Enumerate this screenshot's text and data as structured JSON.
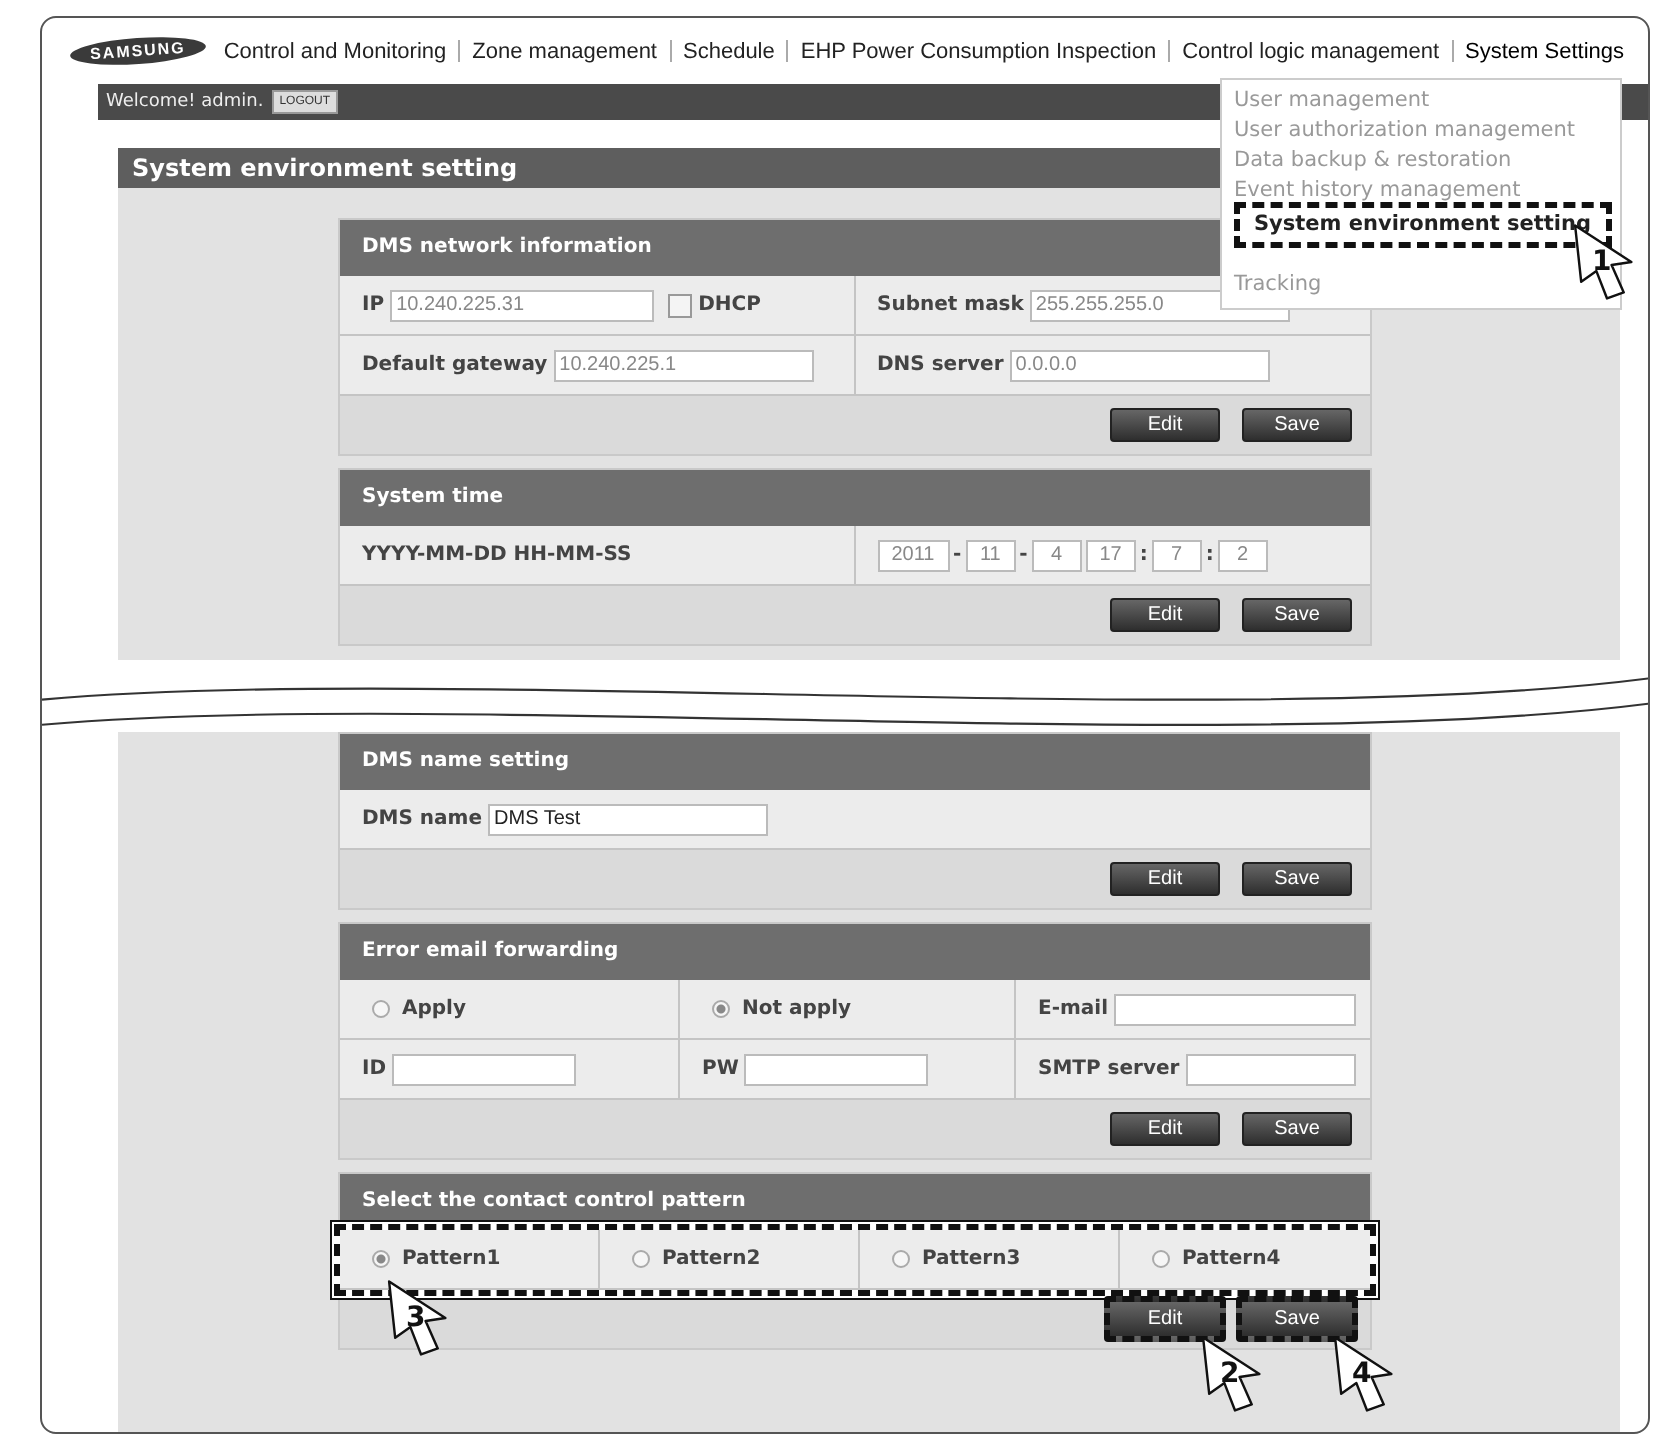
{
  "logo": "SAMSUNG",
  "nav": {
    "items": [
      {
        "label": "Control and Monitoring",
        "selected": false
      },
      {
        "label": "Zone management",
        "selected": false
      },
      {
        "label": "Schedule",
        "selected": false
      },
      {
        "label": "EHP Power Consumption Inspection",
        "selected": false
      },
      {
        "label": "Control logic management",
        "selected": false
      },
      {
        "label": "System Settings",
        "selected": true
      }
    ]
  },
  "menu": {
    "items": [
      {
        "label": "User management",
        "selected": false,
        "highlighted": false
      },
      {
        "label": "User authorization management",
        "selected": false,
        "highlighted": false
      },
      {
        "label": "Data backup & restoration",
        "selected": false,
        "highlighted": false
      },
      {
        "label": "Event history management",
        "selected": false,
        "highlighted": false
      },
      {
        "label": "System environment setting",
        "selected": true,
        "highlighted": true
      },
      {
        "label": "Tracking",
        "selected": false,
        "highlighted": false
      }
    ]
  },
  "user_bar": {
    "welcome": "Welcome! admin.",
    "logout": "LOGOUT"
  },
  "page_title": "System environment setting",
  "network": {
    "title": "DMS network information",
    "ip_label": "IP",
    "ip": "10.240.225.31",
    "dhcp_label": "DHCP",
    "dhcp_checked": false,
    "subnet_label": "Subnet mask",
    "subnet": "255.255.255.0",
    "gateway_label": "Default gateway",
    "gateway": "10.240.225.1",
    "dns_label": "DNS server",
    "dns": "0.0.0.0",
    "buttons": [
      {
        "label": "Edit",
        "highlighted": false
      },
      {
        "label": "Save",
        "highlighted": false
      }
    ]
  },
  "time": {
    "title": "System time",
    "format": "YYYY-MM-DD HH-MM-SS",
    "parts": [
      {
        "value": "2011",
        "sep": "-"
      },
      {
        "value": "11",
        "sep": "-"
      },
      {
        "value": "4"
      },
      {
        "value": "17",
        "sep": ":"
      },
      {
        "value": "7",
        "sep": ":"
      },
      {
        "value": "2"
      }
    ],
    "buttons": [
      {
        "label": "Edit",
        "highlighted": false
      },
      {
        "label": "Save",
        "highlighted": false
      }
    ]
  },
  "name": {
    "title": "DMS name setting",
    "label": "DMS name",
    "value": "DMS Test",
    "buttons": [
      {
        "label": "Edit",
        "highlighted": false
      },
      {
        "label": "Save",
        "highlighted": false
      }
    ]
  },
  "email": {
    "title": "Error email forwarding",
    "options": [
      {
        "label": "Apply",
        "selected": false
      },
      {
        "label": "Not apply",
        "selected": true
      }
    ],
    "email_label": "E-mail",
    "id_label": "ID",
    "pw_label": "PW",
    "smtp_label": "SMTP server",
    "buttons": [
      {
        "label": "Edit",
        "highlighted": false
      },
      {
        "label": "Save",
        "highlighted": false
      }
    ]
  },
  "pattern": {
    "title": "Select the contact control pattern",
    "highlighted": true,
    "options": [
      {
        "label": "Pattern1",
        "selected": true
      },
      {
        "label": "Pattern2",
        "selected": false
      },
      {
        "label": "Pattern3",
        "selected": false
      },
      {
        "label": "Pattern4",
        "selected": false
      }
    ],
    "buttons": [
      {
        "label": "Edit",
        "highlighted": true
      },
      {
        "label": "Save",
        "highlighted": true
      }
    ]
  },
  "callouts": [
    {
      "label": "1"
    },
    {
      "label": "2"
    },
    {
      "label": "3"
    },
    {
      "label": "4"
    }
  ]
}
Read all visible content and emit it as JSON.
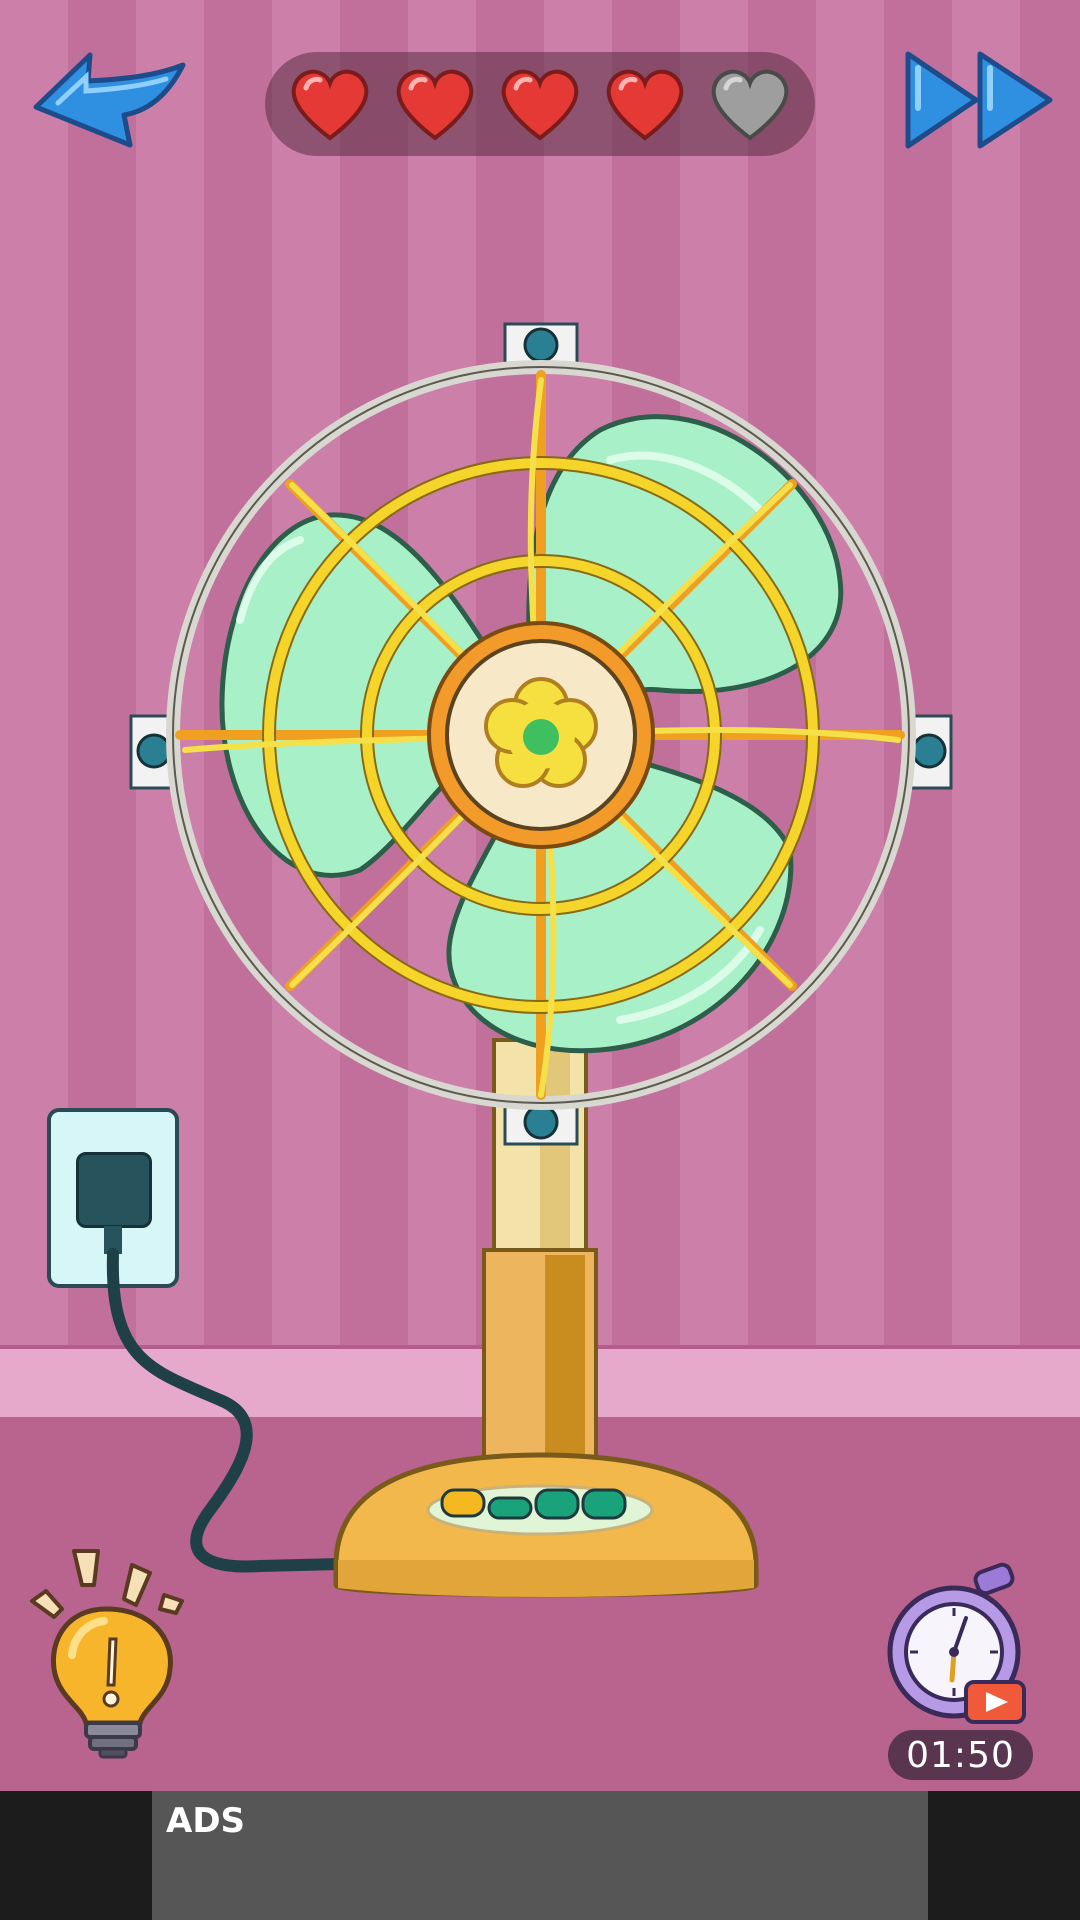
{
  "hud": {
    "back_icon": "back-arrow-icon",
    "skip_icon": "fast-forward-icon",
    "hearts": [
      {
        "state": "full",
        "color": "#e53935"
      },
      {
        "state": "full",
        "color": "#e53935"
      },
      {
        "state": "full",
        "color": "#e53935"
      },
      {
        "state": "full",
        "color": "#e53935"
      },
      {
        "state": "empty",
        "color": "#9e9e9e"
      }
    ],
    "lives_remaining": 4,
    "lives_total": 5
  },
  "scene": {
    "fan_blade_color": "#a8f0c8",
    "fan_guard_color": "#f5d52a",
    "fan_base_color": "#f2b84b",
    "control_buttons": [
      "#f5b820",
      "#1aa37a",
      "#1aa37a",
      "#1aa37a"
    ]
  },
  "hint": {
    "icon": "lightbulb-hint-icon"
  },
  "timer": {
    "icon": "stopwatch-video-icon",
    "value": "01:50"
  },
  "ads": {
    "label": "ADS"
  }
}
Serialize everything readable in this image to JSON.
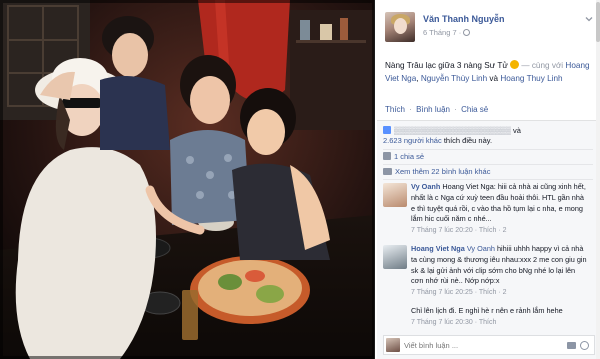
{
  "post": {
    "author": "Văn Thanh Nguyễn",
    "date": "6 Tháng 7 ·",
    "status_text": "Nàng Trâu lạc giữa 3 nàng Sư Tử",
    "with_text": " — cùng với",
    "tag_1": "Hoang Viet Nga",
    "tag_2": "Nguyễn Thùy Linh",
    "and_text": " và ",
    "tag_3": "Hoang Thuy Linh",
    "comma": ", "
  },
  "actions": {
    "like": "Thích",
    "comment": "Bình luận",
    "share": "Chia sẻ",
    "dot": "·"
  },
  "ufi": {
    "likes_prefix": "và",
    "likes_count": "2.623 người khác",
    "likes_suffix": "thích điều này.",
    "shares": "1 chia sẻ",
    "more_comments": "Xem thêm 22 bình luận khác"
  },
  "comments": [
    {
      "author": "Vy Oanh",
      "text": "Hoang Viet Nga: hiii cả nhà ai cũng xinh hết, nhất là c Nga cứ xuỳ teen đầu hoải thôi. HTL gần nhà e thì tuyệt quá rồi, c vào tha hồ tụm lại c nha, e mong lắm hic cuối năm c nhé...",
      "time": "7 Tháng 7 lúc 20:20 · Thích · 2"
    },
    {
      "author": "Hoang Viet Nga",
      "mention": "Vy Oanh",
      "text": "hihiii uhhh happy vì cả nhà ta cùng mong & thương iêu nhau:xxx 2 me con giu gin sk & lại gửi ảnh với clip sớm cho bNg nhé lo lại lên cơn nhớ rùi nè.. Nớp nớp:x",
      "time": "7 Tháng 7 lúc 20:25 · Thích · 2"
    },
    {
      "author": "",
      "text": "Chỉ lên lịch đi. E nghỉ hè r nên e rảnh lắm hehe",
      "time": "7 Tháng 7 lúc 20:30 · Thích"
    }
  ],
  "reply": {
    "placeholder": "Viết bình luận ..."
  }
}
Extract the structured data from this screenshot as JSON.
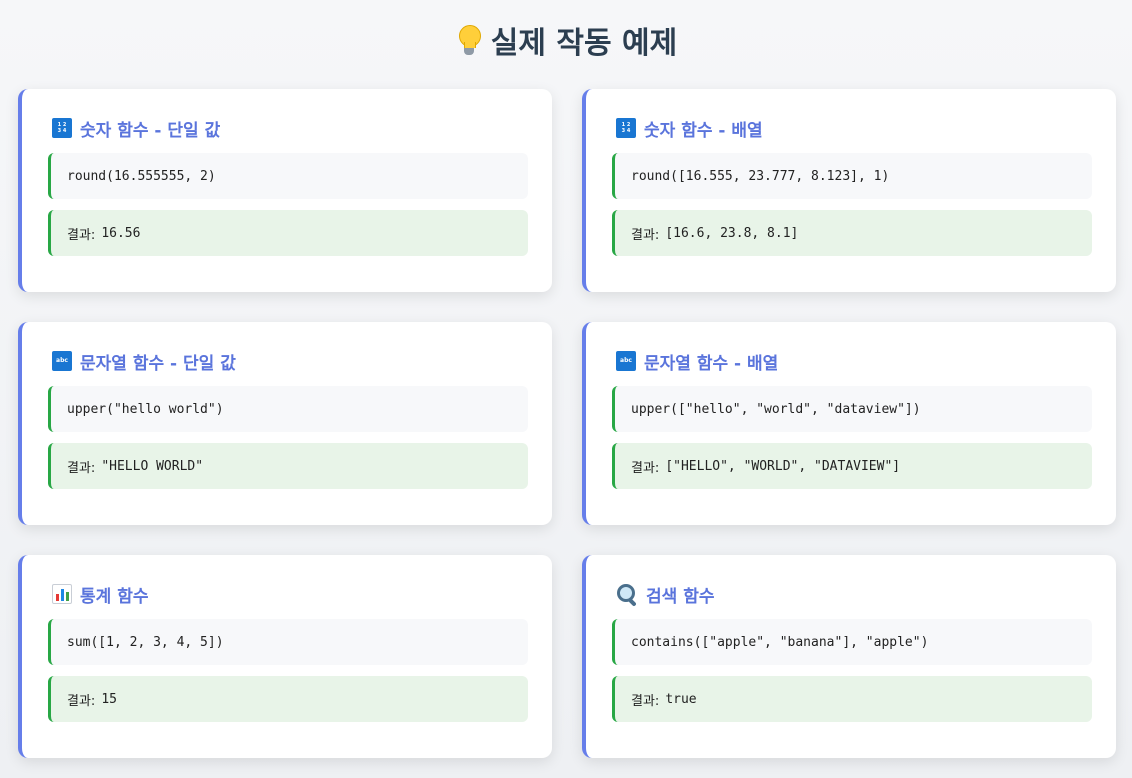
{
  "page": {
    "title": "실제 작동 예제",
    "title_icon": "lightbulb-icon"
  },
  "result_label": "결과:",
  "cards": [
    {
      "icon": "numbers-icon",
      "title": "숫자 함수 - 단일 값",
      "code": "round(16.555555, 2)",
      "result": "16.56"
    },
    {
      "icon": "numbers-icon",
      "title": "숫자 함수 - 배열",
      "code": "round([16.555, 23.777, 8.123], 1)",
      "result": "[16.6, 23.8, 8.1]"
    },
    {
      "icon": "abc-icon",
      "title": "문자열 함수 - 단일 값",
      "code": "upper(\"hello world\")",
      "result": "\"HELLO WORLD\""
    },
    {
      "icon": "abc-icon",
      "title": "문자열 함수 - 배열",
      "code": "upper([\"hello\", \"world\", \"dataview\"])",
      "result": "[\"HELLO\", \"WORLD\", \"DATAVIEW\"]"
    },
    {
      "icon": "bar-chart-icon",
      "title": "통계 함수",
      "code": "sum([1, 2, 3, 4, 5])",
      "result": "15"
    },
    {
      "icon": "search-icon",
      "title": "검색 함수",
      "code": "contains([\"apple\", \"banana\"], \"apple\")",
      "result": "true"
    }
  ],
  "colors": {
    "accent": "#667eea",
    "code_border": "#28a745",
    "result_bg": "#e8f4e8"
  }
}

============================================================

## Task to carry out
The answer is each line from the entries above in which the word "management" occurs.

## Final answer
        "label": "Zone management",
        "label": "Control logic management",
        "label": "User management",
        "label": "User authorization management",
        "label": "Event history management",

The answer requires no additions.